Segment Open

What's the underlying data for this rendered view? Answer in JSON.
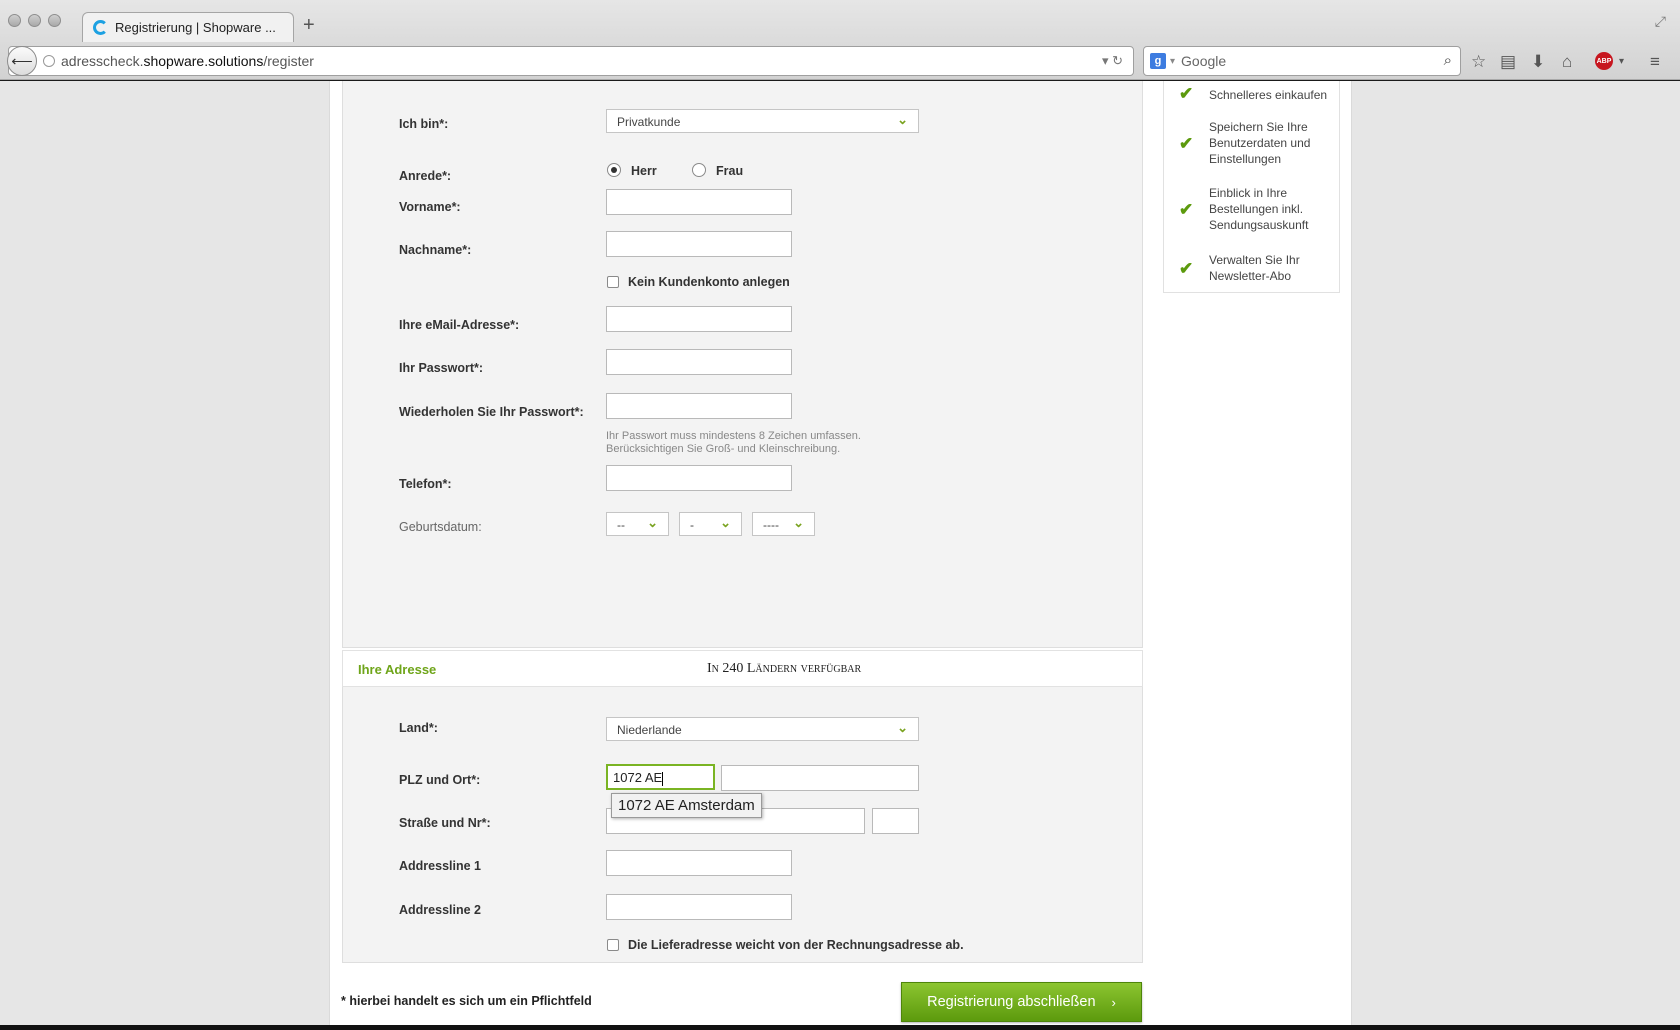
{
  "browser": {
    "tab_title": "Registrierung | Shopware ...",
    "new_tab": "+",
    "url_prefix": "adresscheck.",
    "url_host": "shopware.solutions",
    "url_path": "/register",
    "search_placeholder": "Google",
    "abp_label": "ABP"
  },
  "form": {
    "ich_bin_label": "Ich bin*:",
    "ich_bin_value": "Privatkunde",
    "anrede_label": "Anrede*:",
    "anrede_herr": "Herr",
    "anrede_frau": "Frau",
    "vorname_label": "Vorname*:",
    "nachname_label": "Nachname*:",
    "kein_konto_label": "Kein Kundenkonto anlegen",
    "email_label": "Ihre eMail-Adresse*:",
    "passwort_label": "Ihr Passwort*:",
    "passwort_repeat_label": "Wiederholen Sie Ihr Passwort*:",
    "passwort_hint_1": "Ihr Passwort muss mindestens 8 Zeichen umfassen.",
    "passwort_hint_2": "Berücksichtigen Sie Groß- und Kleinschreibung.",
    "telefon_label": "Telefon*:",
    "geburtsdatum_label": "Geburtsdatum:",
    "geb_day": "--",
    "geb_month": "-",
    "geb_year": "----"
  },
  "address": {
    "section_title": "Ihre Adresse",
    "section_subtitle": "In 240 Ländern verfügbar",
    "land_label": "Land*:",
    "land_value": "Niederlande",
    "plz_label": "PLZ und Ort*:",
    "plz_value": "1072 AE",
    "autocomplete_suggestion": "1072 AE Amsterdam",
    "strasse_label": "Straße und Nr*:",
    "addressline1_label": "Addressline 1",
    "addressline2_label": "Addressline 2",
    "lieferadresse_label": "Die Lieferadresse weicht von der Rechnungsadresse ab."
  },
  "footer": {
    "required_note": "* hierbei handelt es sich um ein Pflichtfeld",
    "submit_label": "Registrierung abschließen",
    "submit_arrow": "›"
  },
  "benefits": [
    "Schnelleres einkaufen",
    "Speichern Sie Ihre Benutzerdaten und Einstellungen",
    "Einblick in Ihre Bestellungen inkl. Sendungsauskunft",
    "Verwalten Sie Ihr Newsletter-Abo"
  ],
  "colors": {
    "accent_green": "#6fa51a",
    "button_green": "#7ab423"
  }
}
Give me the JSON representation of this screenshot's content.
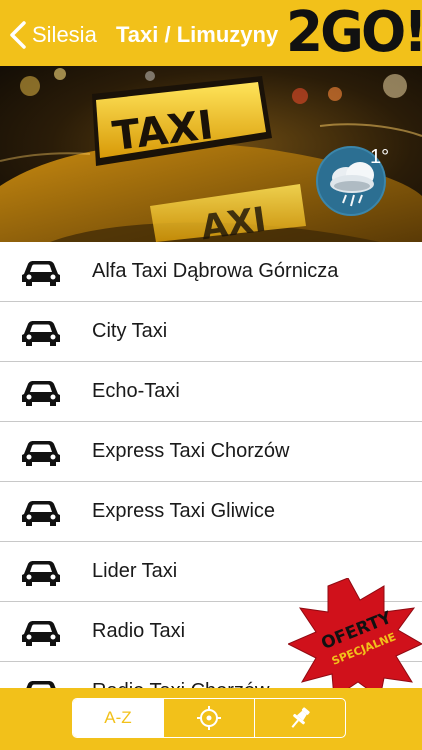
{
  "header": {
    "back_label": "Silesia",
    "title": "Taxi / Limuzyny",
    "logo": "2GO!"
  },
  "banner": {
    "taxi_sign_text": "TAXI",
    "weather": {
      "temperature": "1°",
      "icon": "rain-cloud-icon"
    }
  },
  "list": {
    "items": [
      {
        "label": "Alfa Taxi Dąbrowa Górnicza",
        "icon": "car-icon"
      },
      {
        "label": "City Taxi",
        "icon": "car-icon"
      },
      {
        "label": "Echo-Taxi",
        "icon": "car-icon"
      },
      {
        "label": "Express Taxi Chorzów",
        "icon": "car-icon"
      },
      {
        "label": "Express Taxi Gliwice",
        "icon": "car-icon"
      },
      {
        "label": "Lider Taxi",
        "icon": "car-icon"
      },
      {
        "label": "Radio Taxi",
        "icon": "car-icon"
      },
      {
        "label": "Radio Taxi Chorzów",
        "icon": "car-icon"
      }
    ]
  },
  "offers_badge": {
    "line1": "OFERTY",
    "line2": "SPECJALNE"
  },
  "bottom_bar": {
    "tabs": [
      {
        "label": "A-Z",
        "active": true
      },
      {
        "icon": "locate-crosshair-icon"
      },
      {
        "icon": "pin-icon"
      }
    ]
  },
  "colors": {
    "accent": "#f2c11a",
    "badge_red": "#d0111b"
  }
}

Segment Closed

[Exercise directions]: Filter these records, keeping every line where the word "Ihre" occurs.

[Response to this task]:
    "email_label": "Ihre eMail-Adresse*:",
    "section_title": "Ihre Adresse",
    "Speichern Sie Ihre Benutzerdaten und Einstellungen",
    "Einblick in Ihre Bestellungen inkl. Sendungsauskunft",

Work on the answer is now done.